BEGIN

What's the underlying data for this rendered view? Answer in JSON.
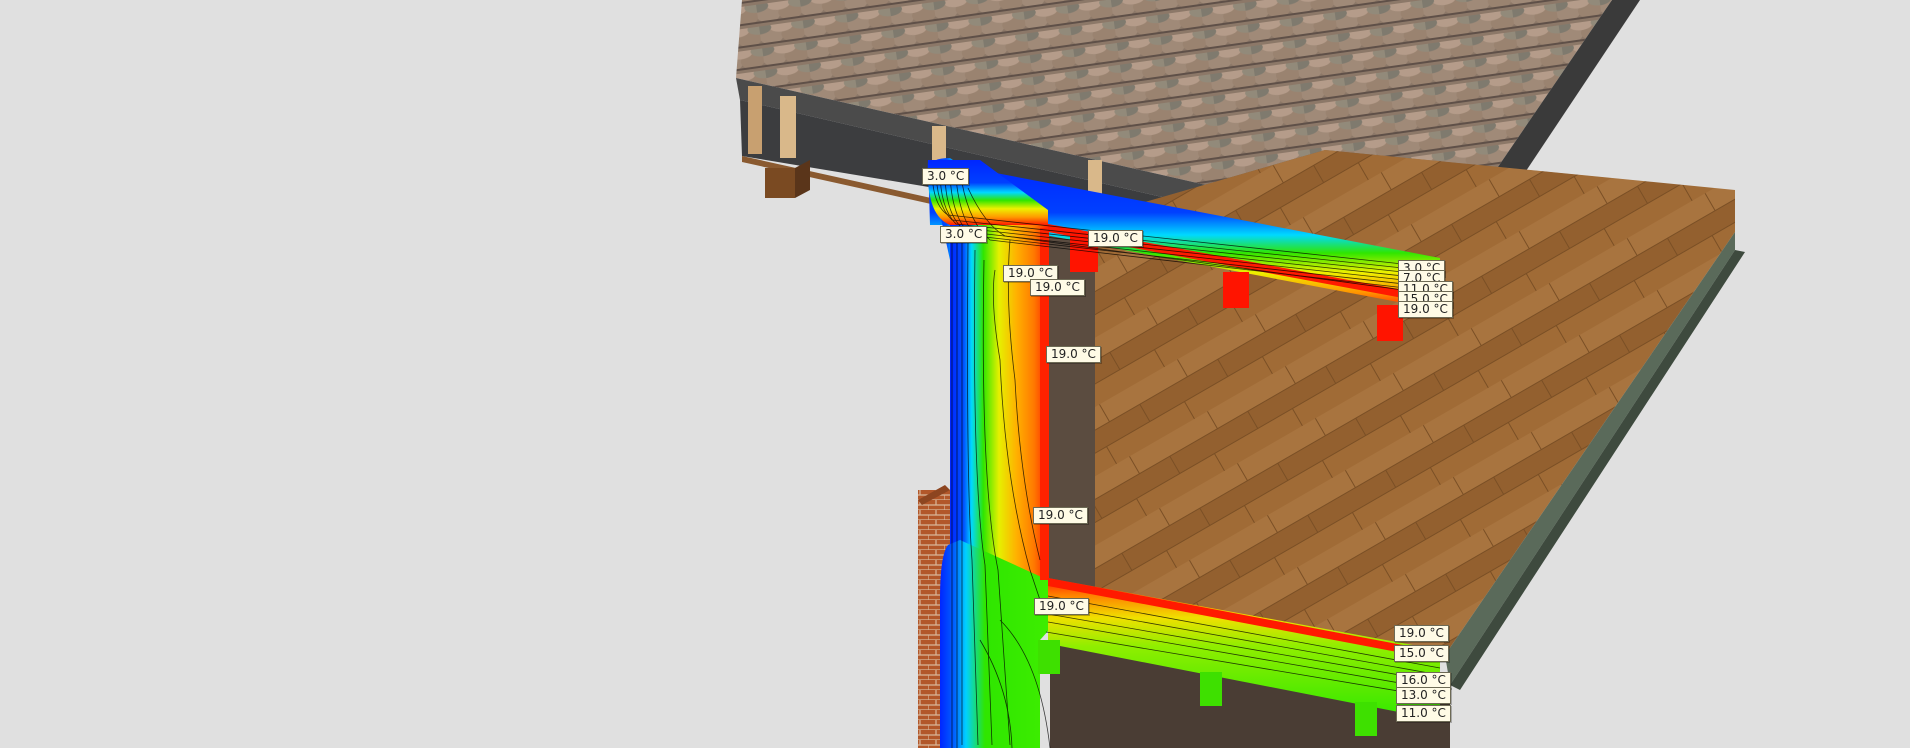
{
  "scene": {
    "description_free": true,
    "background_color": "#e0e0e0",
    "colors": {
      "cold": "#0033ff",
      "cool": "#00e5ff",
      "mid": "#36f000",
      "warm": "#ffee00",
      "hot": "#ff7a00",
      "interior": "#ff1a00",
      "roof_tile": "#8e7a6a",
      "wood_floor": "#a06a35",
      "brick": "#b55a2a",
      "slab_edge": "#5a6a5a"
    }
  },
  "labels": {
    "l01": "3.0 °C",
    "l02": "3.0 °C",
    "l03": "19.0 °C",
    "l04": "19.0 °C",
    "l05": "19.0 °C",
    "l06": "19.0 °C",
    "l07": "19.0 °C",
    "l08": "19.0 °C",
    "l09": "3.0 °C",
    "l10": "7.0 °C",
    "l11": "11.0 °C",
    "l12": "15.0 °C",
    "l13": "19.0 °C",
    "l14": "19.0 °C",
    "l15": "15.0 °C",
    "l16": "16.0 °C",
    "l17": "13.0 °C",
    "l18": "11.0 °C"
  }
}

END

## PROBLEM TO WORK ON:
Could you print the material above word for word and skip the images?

## YOUR SOLUTION:
What's the underlying data for this rendered view? Answer in JSON.
{
  "scene": {
    "description_free": true,
    "background_color": "#e0e0e0",
    "colors": {
      "cold": "#0033ff",
      "cool": "#00e5ff",
      "mid": "#36f000",
      "warm": "#ffee00",
      "hot": "#ff7a00",
      "interior": "#ff1a00",
      "roof_tile": "#8e7a6a",
      "wood_floor": "#a06a35",
      "brick": "#b55a2a",
      "slab_edge": "#5a6a5a"
    }
  },
  "labels": {
    "l01": "3.0 °C",
    "l02": "3.0 °C",
    "l03": "19.0 °C",
    "l04": "19.0 °C",
    "l05": "19.0 °C",
    "l06": "19.0 °C",
    "l07": "19.0 °C",
    "l08": "19.0 °C",
    "l09": "3.0 °C",
    "l10": "7.0 °C",
    "l11": "11.0 °C",
    "l12": "15.0 °C",
    "l13": "19.0 °C",
    "l14": "19.0 °C",
    "l15": "15.0 °C",
    "l16": "16.0 °C",
    "l17": "13.0 °C",
    "l18": "11.0 °C"
  }
}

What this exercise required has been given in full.